New survey data, which encapsulates almost 400 start-ups, shows the ability of a start-up to raise funds can be influenced by where they work.
For example, start-ups located in an incubator raise an average of $220,008, compared with $44,811 for those in a co-working space.
But of the start-ups surveyed, 57% don’t share an office space. For those that do share an office, co-working spaces appear to be the most popular.
According to Floq’s findings, start-ups can also increase their chances of raising investment by increasing the number of mentors, advisors or investors in their support network.
For each new mentor, advisor or investor, start-ups raise an additional $69,059, the survey shows.
“The median number of mentors, advisors and investors for a startup – those that hadn’t raised money — is seven,” Kruger told FLT.
Encouragingly, more than half of the start-ups surveyed collect some revenue, although 56% of those start-ups are earning less than $100,000 a year.
In the past year, more than a quarter of start-ups made less than $5,000.
The survey shows 30% of start-ups are working on a web application, while 20% are working on a website and 19% are working on a mobile application. Only 10% of respondents said they are building “stuff you can touch”.

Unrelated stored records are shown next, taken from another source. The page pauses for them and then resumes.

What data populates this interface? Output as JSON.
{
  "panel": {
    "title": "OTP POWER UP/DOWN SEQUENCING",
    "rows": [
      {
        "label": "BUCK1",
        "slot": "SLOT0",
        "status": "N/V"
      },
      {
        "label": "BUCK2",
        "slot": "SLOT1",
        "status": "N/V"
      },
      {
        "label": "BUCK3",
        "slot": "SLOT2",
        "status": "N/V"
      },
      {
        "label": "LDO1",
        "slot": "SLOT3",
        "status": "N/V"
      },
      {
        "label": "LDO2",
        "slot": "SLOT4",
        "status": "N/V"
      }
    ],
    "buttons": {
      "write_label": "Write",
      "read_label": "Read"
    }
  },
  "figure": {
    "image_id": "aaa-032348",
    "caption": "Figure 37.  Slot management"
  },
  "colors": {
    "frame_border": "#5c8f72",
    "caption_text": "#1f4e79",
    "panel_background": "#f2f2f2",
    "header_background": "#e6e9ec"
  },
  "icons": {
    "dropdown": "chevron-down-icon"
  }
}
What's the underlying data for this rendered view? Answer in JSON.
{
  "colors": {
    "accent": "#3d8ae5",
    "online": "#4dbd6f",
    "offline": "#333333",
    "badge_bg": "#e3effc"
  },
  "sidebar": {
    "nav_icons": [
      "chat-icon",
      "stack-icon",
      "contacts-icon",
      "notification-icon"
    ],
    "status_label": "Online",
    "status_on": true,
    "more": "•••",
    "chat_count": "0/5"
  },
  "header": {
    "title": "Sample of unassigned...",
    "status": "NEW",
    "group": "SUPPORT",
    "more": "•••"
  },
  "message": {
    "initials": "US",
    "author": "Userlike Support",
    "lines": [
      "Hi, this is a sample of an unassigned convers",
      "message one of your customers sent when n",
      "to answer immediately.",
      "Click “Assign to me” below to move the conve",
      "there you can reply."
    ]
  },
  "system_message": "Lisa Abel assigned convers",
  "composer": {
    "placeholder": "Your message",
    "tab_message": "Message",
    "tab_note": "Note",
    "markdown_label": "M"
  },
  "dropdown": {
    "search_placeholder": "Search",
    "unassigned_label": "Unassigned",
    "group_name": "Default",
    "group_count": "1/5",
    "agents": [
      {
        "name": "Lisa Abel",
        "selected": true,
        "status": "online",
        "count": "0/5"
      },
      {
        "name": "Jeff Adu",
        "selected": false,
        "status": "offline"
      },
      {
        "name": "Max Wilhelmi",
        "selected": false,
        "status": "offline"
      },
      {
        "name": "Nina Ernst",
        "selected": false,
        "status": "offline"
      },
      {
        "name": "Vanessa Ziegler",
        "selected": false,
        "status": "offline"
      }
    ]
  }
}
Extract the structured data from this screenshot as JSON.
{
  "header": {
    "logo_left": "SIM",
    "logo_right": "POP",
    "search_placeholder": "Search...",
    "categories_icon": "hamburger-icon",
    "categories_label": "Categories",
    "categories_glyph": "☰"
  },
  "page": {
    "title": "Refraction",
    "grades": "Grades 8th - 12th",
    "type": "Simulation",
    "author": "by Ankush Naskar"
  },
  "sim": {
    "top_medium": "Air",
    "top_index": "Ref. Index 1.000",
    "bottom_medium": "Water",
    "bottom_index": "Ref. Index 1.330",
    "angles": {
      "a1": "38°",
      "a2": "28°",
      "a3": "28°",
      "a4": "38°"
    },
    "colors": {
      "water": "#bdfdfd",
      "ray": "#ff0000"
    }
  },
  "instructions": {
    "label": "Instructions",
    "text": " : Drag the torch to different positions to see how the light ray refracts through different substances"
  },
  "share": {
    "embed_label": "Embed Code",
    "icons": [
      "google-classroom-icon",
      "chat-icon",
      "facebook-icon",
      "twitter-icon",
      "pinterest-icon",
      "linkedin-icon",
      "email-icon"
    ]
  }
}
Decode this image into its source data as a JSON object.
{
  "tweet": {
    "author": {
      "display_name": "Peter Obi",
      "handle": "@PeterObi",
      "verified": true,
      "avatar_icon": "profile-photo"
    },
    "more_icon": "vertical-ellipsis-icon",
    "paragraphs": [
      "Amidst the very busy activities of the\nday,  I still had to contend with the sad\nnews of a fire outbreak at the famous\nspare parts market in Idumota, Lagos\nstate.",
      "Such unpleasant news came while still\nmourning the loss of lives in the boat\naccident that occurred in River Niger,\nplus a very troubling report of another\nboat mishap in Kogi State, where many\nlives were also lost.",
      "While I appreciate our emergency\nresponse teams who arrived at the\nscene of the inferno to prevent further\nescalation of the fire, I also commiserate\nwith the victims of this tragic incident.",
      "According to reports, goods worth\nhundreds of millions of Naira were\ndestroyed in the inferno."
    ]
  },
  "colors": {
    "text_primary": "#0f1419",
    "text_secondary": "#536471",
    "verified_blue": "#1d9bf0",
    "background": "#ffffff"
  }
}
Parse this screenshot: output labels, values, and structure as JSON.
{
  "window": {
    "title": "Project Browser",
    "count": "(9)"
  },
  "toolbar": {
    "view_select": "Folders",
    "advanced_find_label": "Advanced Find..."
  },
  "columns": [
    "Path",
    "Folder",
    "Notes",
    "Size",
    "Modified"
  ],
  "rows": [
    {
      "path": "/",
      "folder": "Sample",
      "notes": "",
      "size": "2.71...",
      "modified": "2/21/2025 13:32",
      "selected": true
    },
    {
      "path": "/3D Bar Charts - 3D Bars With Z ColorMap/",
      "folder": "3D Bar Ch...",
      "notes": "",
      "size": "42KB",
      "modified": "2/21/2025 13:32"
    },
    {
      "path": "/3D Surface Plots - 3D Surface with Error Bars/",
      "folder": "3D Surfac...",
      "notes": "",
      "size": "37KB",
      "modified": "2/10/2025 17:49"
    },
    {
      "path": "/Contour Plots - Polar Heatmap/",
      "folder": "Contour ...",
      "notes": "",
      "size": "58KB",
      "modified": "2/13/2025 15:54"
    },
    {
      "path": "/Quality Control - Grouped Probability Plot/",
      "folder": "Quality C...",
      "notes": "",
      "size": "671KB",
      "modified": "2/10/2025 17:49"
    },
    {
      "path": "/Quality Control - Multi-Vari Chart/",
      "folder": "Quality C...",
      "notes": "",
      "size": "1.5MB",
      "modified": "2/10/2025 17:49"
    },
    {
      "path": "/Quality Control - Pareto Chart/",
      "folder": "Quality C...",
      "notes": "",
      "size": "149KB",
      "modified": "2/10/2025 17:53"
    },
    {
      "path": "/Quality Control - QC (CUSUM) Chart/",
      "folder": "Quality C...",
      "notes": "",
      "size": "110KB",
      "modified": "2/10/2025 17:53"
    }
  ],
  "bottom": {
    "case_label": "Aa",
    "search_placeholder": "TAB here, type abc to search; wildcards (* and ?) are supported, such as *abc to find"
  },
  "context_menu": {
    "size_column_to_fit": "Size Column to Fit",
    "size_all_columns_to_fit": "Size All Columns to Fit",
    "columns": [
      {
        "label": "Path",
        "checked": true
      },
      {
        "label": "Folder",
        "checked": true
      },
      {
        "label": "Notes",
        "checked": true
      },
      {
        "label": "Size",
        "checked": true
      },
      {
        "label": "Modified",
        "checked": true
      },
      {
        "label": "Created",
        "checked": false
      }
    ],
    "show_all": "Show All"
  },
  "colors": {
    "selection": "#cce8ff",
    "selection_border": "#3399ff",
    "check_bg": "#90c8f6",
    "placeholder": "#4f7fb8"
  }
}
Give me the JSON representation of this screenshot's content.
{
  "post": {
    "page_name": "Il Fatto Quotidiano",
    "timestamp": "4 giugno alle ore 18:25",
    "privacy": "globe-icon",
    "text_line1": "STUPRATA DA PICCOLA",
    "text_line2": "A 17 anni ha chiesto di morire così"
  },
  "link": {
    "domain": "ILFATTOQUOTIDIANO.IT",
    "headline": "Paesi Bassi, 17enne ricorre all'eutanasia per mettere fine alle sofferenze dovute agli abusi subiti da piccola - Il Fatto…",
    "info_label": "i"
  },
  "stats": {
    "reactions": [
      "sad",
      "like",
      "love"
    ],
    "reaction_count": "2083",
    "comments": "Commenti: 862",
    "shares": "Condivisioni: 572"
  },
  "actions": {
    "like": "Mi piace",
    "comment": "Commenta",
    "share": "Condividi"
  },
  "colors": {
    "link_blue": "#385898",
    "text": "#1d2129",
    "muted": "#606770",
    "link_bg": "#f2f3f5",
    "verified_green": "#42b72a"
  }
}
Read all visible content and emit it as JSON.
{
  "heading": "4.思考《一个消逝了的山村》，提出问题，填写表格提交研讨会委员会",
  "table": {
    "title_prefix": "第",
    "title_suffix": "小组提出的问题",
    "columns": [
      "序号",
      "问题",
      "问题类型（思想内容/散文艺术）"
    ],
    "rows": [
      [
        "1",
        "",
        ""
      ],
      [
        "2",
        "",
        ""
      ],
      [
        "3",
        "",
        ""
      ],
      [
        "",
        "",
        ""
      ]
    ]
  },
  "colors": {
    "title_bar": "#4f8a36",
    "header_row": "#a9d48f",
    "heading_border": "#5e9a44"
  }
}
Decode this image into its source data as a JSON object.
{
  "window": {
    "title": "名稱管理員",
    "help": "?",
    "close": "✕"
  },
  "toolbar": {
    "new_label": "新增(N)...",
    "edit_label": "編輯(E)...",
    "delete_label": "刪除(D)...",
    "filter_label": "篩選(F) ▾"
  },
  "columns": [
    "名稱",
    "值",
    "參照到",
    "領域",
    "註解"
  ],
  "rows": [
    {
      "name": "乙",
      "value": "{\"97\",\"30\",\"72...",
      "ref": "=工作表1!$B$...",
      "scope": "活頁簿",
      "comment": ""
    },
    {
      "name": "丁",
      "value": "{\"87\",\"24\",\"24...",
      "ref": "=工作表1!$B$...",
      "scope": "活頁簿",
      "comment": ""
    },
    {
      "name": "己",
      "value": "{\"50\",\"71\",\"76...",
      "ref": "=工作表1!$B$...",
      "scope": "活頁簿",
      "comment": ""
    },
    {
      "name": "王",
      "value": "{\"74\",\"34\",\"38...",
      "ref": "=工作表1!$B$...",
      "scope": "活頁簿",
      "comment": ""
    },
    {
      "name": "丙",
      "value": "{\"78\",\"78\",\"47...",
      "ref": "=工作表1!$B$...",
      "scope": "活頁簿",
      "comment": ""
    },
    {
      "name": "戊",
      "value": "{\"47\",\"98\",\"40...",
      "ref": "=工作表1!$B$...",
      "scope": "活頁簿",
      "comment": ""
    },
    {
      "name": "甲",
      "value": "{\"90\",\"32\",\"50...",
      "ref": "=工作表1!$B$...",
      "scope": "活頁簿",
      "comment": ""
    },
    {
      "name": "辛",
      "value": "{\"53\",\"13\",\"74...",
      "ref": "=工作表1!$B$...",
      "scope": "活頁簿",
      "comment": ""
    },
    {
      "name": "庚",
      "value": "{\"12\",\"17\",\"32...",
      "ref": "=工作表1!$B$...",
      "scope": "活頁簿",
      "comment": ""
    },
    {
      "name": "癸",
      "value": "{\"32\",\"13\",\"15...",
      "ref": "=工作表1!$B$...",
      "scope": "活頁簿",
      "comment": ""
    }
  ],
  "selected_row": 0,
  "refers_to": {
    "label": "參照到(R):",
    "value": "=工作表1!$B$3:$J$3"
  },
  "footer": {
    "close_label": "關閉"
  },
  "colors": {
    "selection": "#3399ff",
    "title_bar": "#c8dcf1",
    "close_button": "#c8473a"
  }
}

Meanwhile, more than 70% of the founders surveyed are aged over 30, while approximately 17% are female.